The film won a couple of Oscars, and it’s notable for an excellent cast. Kevin Costner plays Garrison, an attorney who decides that JFK was victim of an establishment plot, and his performance is very powerful. His wife is played by Sissy Spacek, and other stellar names are Jack Lemmon, Walter Matthau, Tommy Lee Jones, Gary Oldman, Donald Sutherland and Ed Asner. The soundtrack is written by the excellent John Williams. All very impresive.
I am not familiar with the detail of the various theories about Kennedy’s murder, and my understanding is that, although Garrison was indeed a real-life crusader for the truth about the killing, there is an element (some would say, a large element) of fiction in Stone’s version of the story.

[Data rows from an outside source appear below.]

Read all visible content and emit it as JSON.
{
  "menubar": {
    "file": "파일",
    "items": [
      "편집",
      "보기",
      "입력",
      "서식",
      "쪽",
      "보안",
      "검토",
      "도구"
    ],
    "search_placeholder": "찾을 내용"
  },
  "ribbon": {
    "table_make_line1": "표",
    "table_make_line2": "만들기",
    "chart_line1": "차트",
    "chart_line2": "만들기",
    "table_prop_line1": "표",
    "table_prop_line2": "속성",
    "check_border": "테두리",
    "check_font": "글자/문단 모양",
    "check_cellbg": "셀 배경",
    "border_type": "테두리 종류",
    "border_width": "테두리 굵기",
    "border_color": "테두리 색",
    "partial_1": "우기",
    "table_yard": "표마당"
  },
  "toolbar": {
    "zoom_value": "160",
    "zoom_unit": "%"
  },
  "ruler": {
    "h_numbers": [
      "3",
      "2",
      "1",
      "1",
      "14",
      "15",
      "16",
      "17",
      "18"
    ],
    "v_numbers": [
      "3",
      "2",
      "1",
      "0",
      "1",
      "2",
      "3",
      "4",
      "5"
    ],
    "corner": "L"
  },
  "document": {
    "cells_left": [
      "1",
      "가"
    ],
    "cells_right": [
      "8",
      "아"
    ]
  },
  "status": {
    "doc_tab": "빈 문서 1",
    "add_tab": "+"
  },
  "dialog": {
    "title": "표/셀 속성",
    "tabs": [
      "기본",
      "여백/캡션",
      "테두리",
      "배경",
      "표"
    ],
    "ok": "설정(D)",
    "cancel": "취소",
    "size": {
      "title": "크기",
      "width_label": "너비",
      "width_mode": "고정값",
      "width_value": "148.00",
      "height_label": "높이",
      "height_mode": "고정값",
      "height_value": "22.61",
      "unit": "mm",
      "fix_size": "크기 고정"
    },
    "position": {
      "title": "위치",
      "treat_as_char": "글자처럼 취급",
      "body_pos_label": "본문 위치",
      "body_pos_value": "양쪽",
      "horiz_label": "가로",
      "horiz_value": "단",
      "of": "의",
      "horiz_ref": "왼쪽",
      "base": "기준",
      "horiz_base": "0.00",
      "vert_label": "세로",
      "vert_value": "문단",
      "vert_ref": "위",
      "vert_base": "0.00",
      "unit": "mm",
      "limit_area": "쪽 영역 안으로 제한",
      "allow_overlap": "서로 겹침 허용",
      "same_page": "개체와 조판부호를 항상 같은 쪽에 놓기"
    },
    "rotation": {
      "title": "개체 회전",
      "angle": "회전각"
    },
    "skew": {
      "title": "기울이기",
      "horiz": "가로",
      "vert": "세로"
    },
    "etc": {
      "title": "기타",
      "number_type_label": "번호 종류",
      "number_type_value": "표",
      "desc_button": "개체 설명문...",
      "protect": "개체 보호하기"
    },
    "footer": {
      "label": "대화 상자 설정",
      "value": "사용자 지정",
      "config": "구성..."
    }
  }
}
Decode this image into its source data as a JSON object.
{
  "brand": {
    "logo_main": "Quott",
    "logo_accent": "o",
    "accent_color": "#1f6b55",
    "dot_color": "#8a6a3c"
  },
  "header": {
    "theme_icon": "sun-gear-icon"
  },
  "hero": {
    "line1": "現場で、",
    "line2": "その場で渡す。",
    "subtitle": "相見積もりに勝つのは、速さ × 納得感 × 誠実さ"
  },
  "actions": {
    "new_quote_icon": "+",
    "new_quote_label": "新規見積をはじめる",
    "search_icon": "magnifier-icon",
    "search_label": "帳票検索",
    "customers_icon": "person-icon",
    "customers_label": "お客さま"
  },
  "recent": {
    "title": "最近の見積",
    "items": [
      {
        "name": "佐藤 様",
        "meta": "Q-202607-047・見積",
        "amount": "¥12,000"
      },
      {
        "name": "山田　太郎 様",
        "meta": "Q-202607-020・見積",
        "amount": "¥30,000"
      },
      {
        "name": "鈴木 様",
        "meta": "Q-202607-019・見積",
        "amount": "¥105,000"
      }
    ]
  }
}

This is a very long film indeed, and I have to admit that, despite my admiration for Costner, there were a number of times when my attention wandered. I may not know the truth about the case, but more importantly, I’m not sure that Oliver Stone does. There were moments when I did feel almost as if I were being repeatedly coshed by an angry person, determined to hammer his ideas into my head. I wasn’t anticipating such a test of endurance. Overall, JFK seemed to me to be a film with genuine merit, but by no means the masterpiece I’d hoped for. Maybe my expectations were just too high, maybe I wasn't in quite the right mood for it. But I do think that it would have appealed to me more had it been about an hour shorter.